Fred McGriff (5 All Star Games, 3 Silver Sluggers): I was about to leave him off, but then I looked at his numbers. They’re not gaudy, but they’re very good. He topped the league in homers twice, turned in 8 100+ RBI seasons, and hit a career .284 batting average. Some might argue that a Hall of Fame hitter should hit over .300 and/or hit over 500 homeruns, but there are already players in the Hall that don’t match that criteria. Some of those were superior defenders, like Ozzie Smith. McGriff never won a Gold Glove. He’s a borderline Hall of Famer, but given the rest of the candidates he makes my top ten.

“Whoa! What about…?” Got you covered:

Mike Piazza: More homeruns then by any other catcher, but even the slow-of-foot Molina brothers could steal 100 bases against him. He’s also reportedly admitted, off the record, to using steroids.

Barry Bonds and Roger Clemens: Two of the best players all time, statically, and two of the biggest jerks in my lifetime of watching baseball. I could have forgiven Clemens as just being a fiery competitor if not for his cheating the game. Barry Bonds is a pathetic fraud. Peter Gammons proclaimed him a Hall of Fame lock before Bonds retired based on his career in Pittsburgh alone. He goes to San Francisco, plays in whirling vortex of Candlestick Park and the pitching-generous AT&T Park, and hits a ton of homeruns while his head grows several sizes? Friends, honest ballplayers’ skulls don’t grow like that, nor does the ability to slam baseballs through the elements. Cheaters never win. Ask Barry to show you his World Series rings. Oh, that’s right! My bad…no, actually, the bad was all his.

Edgar Martinez: Lead the league in hitting twice and led the league in hits never. He was primarily a Designated Hitter, which is a stupid experiment left over from 1973. Hey baseball, the mouse has found the cheese. Can we put this experiment out of its misery already?
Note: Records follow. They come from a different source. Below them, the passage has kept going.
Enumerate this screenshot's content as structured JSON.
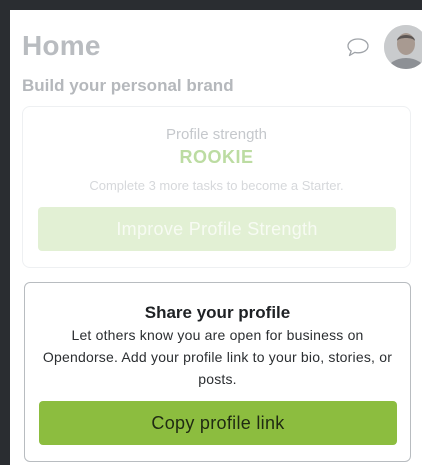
{
  "header": {
    "title": "Home",
    "chat_icon": "chat-bubble-icon",
    "avatar": "user-avatar"
  },
  "brand_section": {
    "heading": "Build your personal brand"
  },
  "profile_strength": {
    "label": "Profile strength",
    "level": "ROOKIE",
    "hint": "Complete 3 more tasks to become a Starter.",
    "button_label": "Improve Profile Strength"
  },
  "share_profile": {
    "title": "Share your profile",
    "description": "Let others know you are open for business on Opendorse. Add your profile link to your bio, stories, or posts.",
    "button_label": "Copy profile link"
  },
  "colors": {
    "accent": "#8cbd3f",
    "accent_faded": "#e2f0d4",
    "level_text": "#bcdca2",
    "frame": "#2a2d31"
  }
}
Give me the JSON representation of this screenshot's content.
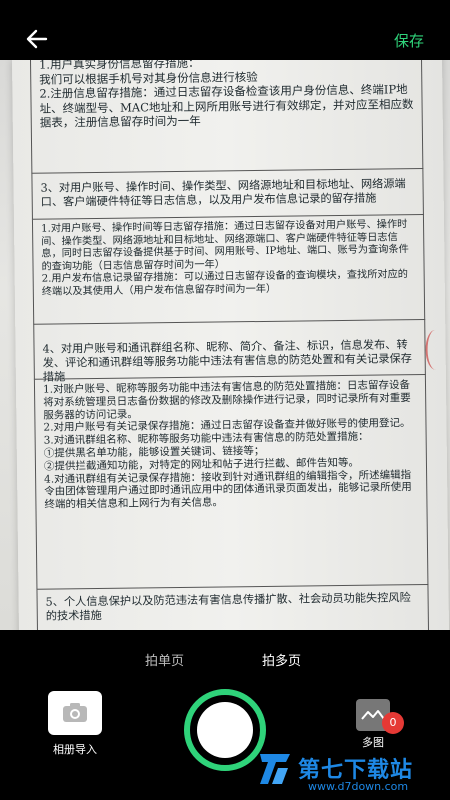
{
  "header": {
    "save_label": "保存"
  },
  "document": {
    "block1": "1.用户真实身份信息留存措施：\n我们可以根据手机号对其身份信息进行核验\n2.注册信息留存措施：通过日志留存设备检查该用户身份信息、终端IP地址、终端型号、MAC地址和上网所用账号进行有效绑定，并对应至相应数据表，注册信息留存时间为一年",
    "block2": "3、对用户账号、操作时间、操作类型、网络源地址和目标地址、网络源端口、客户端硬件特征等日志信息，以及用户发布信息记录的留存措施",
    "block3": "1.对用户账号、操作时间等日志留存措施：通过日志留存设备对用户账号、操作时间、操作类型、网络源地址和目标地址、网络源端口、客户端硬件特征等日志信息，同时日志留存设备提供基于时间、网用账号、IP地址、端口、账号为查询条件的查询功能（日志信息留存时间为一年）\n2.用户发布信息记录留存措施：可以通过日志留存设备的查询模块，查找所对应的终端以及其使用人（用户发布信息留存时间为一年）",
    "block4": "4、对用户账号和通讯群组名称、昵称、简介、备注、标识，信息发布、转发、评论和通讯群组等服务功能中违法有害信息的防范处置和有关记录保存措施",
    "block5": "1.对账户账号、昵称等服务功能中违法有害信息的防范处置措施：日志留存设备将对系统管理员日志备份数据的修改及删除操作进行记录，同时记录所有对重要服务器的访问记录。\n2.对用户账号有关记录保存措施：通过日志留存设备查并做好账号的使用登记。\n3.对通讯群组名称、昵称等服务功能中违法有害信息的防范处置措施：\n①提供黑名单功能，能够设置关键词、链接等；\n②提供拦截通知功能，对特定的网址和帖子进行拦截、邮件告知等。\n4.对通讯群组有关记录保存措施：接收到针对通讯群组的编辑指令，所述编辑指令由团体管理用户通过即时通讯应用中的团体通讯录页面发出，能够记录所使用终端的相关信息和上网行为有关信息。",
    "block6": "5、个人信息保护以及防范违法有害信息传播扩散、社会动员功能失控风险的技术措施"
  },
  "modes": {
    "single": "拍单页",
    "multi": "拍多页"
  },
  "album_label": "相册导入",
  "multi_label": "多图",
  "multi_count": "0",
  "brand": {
    "name": "第七下载站",
    "url": "www.d7down.com"
  },
  "colors": {
    "accent": "#2fd37a",
    "badge": "#e53935",
    "brand": "#1e88e5"
  }
}
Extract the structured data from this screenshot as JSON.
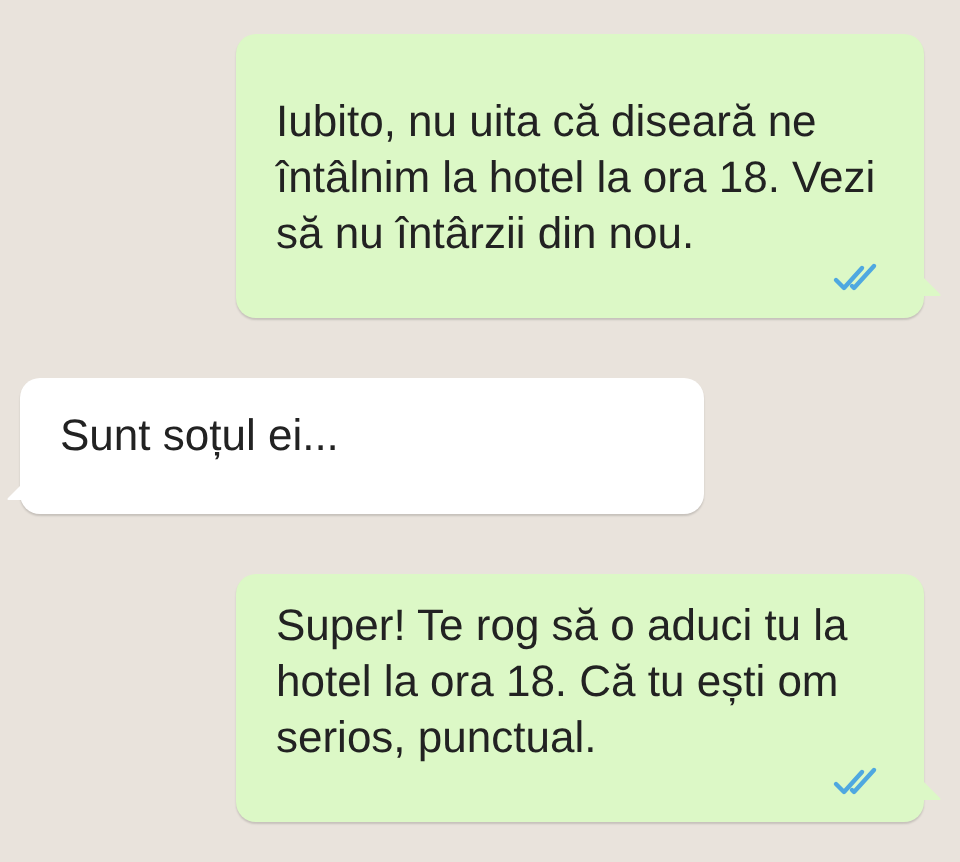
{
  "messages": [
    {
      "kind": "outgoing",
      "text": "Iubito, nu uita că diseară ne întâlnim la hotel la ora 18. Vezi să nu întârzii din nou.",
      "read": true
    },
    {
      "kind": "incoming",
      "text": "Sunt soțul ei..."
    },
    {
      "kind": "outgoing",
      "text": "Super! Te rog să o aduci tu la hotel la ora 18. Că tu ești om serios, punctual.",
      "read": true
    }
  ]
}
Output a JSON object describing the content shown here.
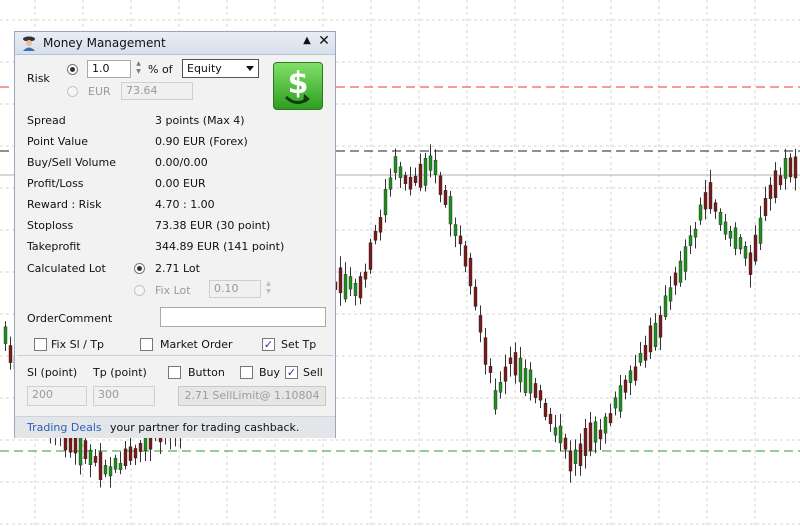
{
  "chart": {
    "colors": {
      "up": "#1f8f1f",
      "down": "#7a1a1a",
      "grid": "#d4d4d4",
      "red_line": "#e83a3a",
      "black_line": "#222222",
      "green_line": "#2aa02a",
      "price_line": "#b0b0b0"
    }
  },
  "panel": {
    "title": "Money Management",
    "minimize_icon": "triangle-up-icon",
    "close_icon": "close-icon",
    "risk": {
      "label": "Risk",
      "percent_value": "1.0",
      "percent_of_label": "% of",
      "basis_selected": "Equity",
      "currency_label": "EUR",
      "currency_value": "73.64"
    },
    "info_rows": [
      {
        "label": "Spread",
        "value": "3 points  (Max 4)"
      },
      {
        "label": "Point Value",
        "value": "0.90 EUR (Forex)"
      },
      {
        "label": "Buy/Sell Volume",
        "value": "0.00/0.00"
      },
      {
        "label": "Profit/Loss",
        "value": "0.00 EUR"
      },
      {
        "label": "Reward : Risk",
        "value": "4.70 : 1.00"
      },
      {
        "label": "Stoploss",
        "value": "73.38 EUR (30 point)"
      },
      {
        "label": "Takeprofit",
        "value": "344.89 EUR (141 point)"
      }
    ],
    "lot": {
      "label": "Calculated Lot",
      "calculated_value": "2.71 Lot",
      "fix_label": "Fix Lot",
      "fix_value": "0.10"
    },
    "order_comment": {
      "label": "OrderComment",
      "value": ""
    },
    "options": {
      "fix_sl_tp": "Fix Sl / Tp",
      "market_order": "Market Order",
      "set_tp": "Set Tp"
    },
    "sl_label": "Sl (point)",
    "tp_label": "Tp (point)",
    "sl_value": "200",
    "tp_value": "300",
    "button_label": "Button",
    "buy_label": "Buy",
    "sell_label": "Sell",
    "order_button": "2.71 SellLimit@ 1.10804",
    "footer": {
      "link": "Trading Deals",
      "text": " your partner for trading cashback."
    }
  }
}
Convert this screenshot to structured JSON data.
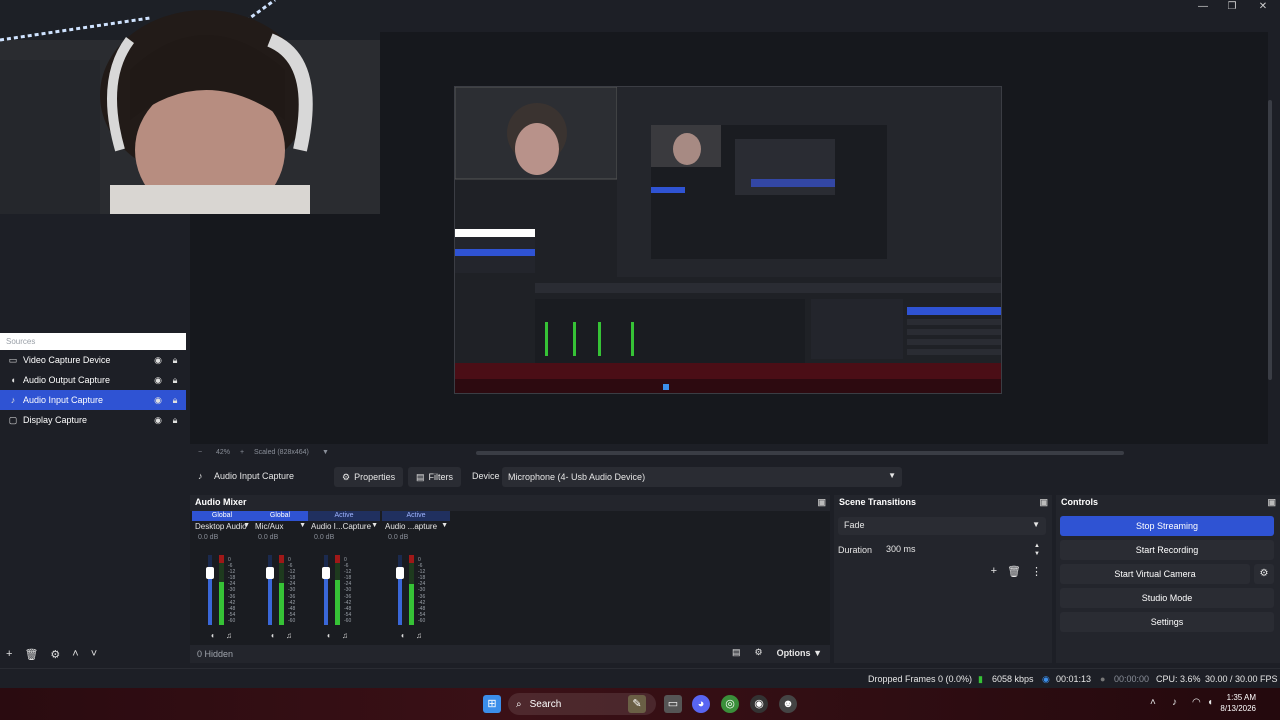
{
  "window": {
    "controls": [
      "—",
      "❐",
      "✕"
    ]
  },
  "preview": {
    "zoom_text": "42%",
    "scale_mode": "Scaled (828x464)"
  },
  "sources": {
    "title": "Sources",
    "items": [
      {
        "label": "Video Capture Device",
        "icon": "camera-icon",
        "selected": false
      },
      {
        "label": "Audio Output Capture",
        "icon": "speaker-icon",
        "selected": false
      },
      {
        "label": "Audio Input Capture",
        "icon": "microphone-icon",
        "selected": true
      },
      {
        "label": "Display Capture",
        "icon": "monitor-icon",
        "selected": false
      }
    ]
  },
  "context_bar": {
    "source_name": "Audio Input Capture",
    "properties_label": "Properties",
    "filters_label": "Filters",
    "device_label": "Device",
    "device_value": "Microphone (4- Usb Audio Device)"
  },
  "mixer": {
    "title": "Audio Mixer",
    "channels": [
      {
        "status": "Global",
        "name": "Desktop Audio",
        "db": "0.0 dB",
        "level": 0.72
      },
      {
        "status": "Global",
        "name": "Mic/Aux",
        "db": "0.0 dB",
        "level": 0.7
      },
      {
        "status": "Active",
        "name": "Audio I...Capture",
        "db": "0.0 dB",
        "level": 0.74
      },
      {
        "status": "Active",
        "name": "Audio ...apture",
        "db": "0.0 dB",
        "level": 0.68
      }
    ],
    "scale": [
      "0",
      "-6",
      "-12",
      "-18",
      "-24",
      "-30",
      "-36",
      "-42",
      "-48",
      "-54",
      "-60"
    ],
    "hidden_text": "0 Hidden",
    "options_label": "Options"
  },
  "transitions": {
    "title": "Scene Transitions",
    "selected": "Fade",
    "duration_label": "Duration",
    "duration_value": "300 ms"
  },
  "controls": {
    "title": "Controls",
    "stop_streaming": "Stop Streaming",
    "start_recording": "Start Recording",
    "start_virtual_camera": "Start Virtual Camera",
    "studio_mode": "Studio Mode",
    "settings": "Settings"
  },
  "status": {
    "dropped_frames": "Dropped Frames 0 (0.0%)",
    "bitrate": "6058 kbps",
    "stream_time": "00:01:13",
    "record_time": "00:00:00",
    "cpu": "CPU: 3.6%",
    "fps": "30.00 / 30.00 FPS"
  },
  "taskbar": {
    "search_label": "Search",
    "time": "1:35 AM",
    "date": "8/13/2026"
  },
  "colors": {
    "accent": "#2f53d3",
    "panel": "#23252c",
    "background": "#1d1f26"
  }
}
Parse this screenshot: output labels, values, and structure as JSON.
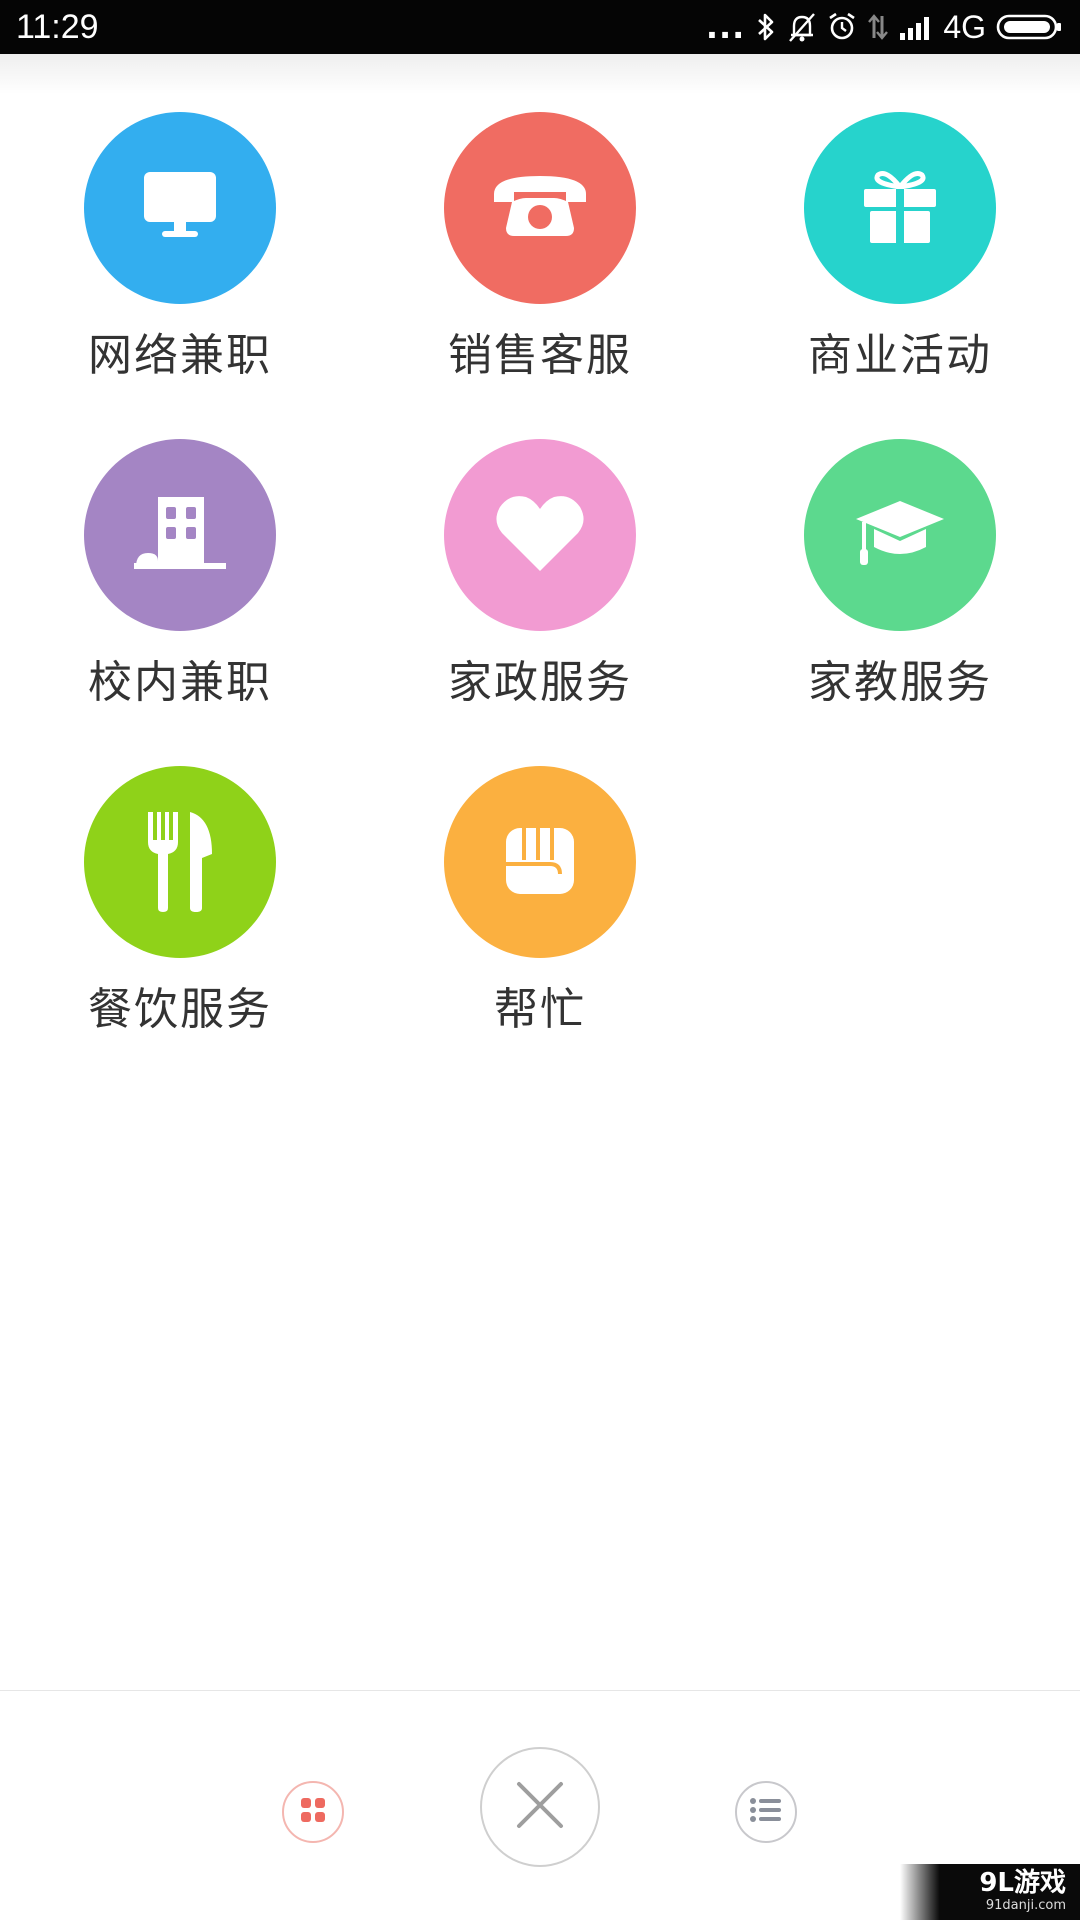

If you aren’t good enough to play an actual position, you aren’t good enough to be in the Hall of Fame.

Alan Trammell: I recently heard someone make the same argument for Trammell that I made for Tim Raines—that he was the best shortstop in the American League in his era not named Cal Ripken Jr. That may be, but he only ever led the league in any statistical category twice: sacrifice hits, aka sacrifice bunts (the abbreviation SB was already taken by stolen bases, thus the silly notion of getting a hit while sacrificing the out), both times. Ripken didn’t lead the league in any category a whole lot more than that—except for consecutive games played, obviously—but he was statistically better than Trammell across the board. If there was a Hall of Very Good, Trammell and his double play partner Lou Whitaker, would be easy picks, along with guys like Dale Murphy, Jack Morris and Jeff Reardon. He falls just short of Cooperstown to me.

Jeff Kent: Trammell-like career, in that his two times leading the league in anything were both sacrifice flies. He won an MVP without leading the league in anything, which speaks volumes about baseball’s continued reliance on sportswriters for determining awards. He also has curious power in curious places at a curious stage of his career, and he bounced around from team to team due to quickly wearing out his welcome. Hall of Very Good, I suppose so, but Hall of Fame? Not on my ballot.  

Everyone Else: No. Many of them are worth more consideration than Aaron Sele, but no.

Agree? Disagree? Leave a comment or visit our Facebook page. I’m always happy to talk baseball!